Dataset rows for apps and sites
==========
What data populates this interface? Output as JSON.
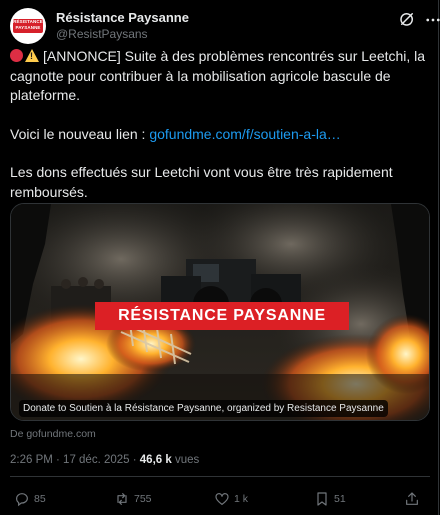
{
  "account": {
    "name": "Résistance Paysanne",
    "handle": "@ResistPaysans",
    "avatar_text_1": "RÉSISTANCE",
    "avatar_text_2": "PAYSANNE"
  },
  "post": {
    "line1": "[ANNONCE] Suite à des problèmes rencontrés sur Leetchi, la cagnotte pour contribuer à la mobilisation agricole bascule de plateforme.",
    "link_prefix": "Voici le nouveau lien : ",
    "link_text": "gofundme.com/f/soutien-a-la…",
    "line3": "Les dons effectués sur Leetchi vont vous être très rapidement remboursés."
  },
  "card": {
    "banner": "RÉSISTANCE PAYSANNE",
    "caption": "Donate to Soutien à la Résistance Paysanne, organized by Resistance Paysanne",
    "source": "De gofundme.com"
  },
  "meta": {
    "time": "2:26 PM · 17 déc. 2025 · ",
    "views": "46,6 k",
    "views_label": " vues"
  },
  "actions": {
    "replies": "85",
    "reposts": "755",
    "likes": "1 k",
    "bookmarks": "51"
  },
  "icons": [
    "grok-icon",
    "more-icon",
    "reply-icon",
    "repost-icon",
    "like-icon",
    "bookmark-icon",
    "share-icon"
  ],
  "colors": {
    "link": "#1d9bf0",
    "banner": "#dc2025",
    "muted": "#71767b",
    "text": "#e7e9ea"
  }
}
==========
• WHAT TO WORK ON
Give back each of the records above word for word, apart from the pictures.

• EXERCISE ANSWER
What data populates this interface? Output as JSON.
{
  "account": {
    "name": "Résistance Paysanne",
    "handle": "@ResistPaysans",
    "avatar_text_1": "RÉSISTANCE",
    "avatar_text_2": "PAYSANNE"
  },
  "post": {
    "line1": "[ANNONCE] Suite à des problèmes rencontrés sur Leetchi, la cagnotte pour contribuer à la mobilisation agricole bascule de plateforme.",
    "link_prefix": "Voici le nouveau lien : ",
    "link_text": "gofundme.com/f/soutien-a-la…",
    "line3": "Les dons effectués sur Leetchi vont vous être très rapidement remboursés."
  },
  "card": {
    "banner": "RÉSISTANCE PAYSANNE",
    "caption": "Donate to Soutien à la Résistance Paysanne, organized by Resistance Paysanne",
    "source": "De gofundme.com"
  },
  "meta": {
    "time": "2:26 PM · 17 déc. 2025 · ",
    "views": "46,6 k",
    "views_label": " vues"
  },
  "actions": {
    "replies": "85",
    "reposts": "755",
    "likes": "1 k",
    "bookmarks": "51"
  },
  "icons": [
    "grok-icon",
    "more-icon",
    "reply-icon",
    "repost-icon",
    "like-icon",
    "bookmark-icon",
    "share-icon"
  ],
  "colors": {
    "link": "#1d9bf0",
    "banner": "#dc2025",
    "muted": "#71767b",
    "text": "#e7e9ea"
  }
}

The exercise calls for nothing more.